Task instructions ->
When you find the word "Trail" in a line of the entries, please copy the whole line.

....

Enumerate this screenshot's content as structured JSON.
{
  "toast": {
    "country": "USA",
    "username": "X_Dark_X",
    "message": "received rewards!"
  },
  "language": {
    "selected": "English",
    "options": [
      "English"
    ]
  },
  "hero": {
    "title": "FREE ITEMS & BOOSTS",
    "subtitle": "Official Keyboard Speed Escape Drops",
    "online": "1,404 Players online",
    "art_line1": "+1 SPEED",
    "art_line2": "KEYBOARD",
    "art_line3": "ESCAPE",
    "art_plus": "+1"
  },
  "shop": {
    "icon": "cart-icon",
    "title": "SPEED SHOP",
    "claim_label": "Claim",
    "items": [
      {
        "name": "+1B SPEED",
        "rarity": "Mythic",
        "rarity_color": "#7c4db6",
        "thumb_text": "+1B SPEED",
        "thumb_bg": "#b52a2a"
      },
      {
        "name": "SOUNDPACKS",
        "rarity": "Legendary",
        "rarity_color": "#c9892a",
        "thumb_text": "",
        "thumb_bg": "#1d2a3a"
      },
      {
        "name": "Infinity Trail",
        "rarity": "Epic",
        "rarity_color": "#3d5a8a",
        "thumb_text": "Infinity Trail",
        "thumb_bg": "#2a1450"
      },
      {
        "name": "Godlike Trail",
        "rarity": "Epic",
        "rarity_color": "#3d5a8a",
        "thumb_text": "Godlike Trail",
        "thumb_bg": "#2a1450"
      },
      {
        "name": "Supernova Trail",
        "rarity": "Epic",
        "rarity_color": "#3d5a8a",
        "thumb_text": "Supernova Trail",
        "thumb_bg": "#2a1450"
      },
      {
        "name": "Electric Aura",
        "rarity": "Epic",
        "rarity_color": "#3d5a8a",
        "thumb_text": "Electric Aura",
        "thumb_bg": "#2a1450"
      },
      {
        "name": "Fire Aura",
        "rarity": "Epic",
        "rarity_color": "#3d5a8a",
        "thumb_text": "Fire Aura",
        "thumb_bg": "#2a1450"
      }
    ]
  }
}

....

Your solution ->
        "name": "Infinity Trail",
        "thumb_text": "Infinity Trail",
        "name": "Godlike Trail",
        "thumb_text": "Godlike Trail",
        "name": "Supernova Trail",
        "thumb_text": "Supernova Trail",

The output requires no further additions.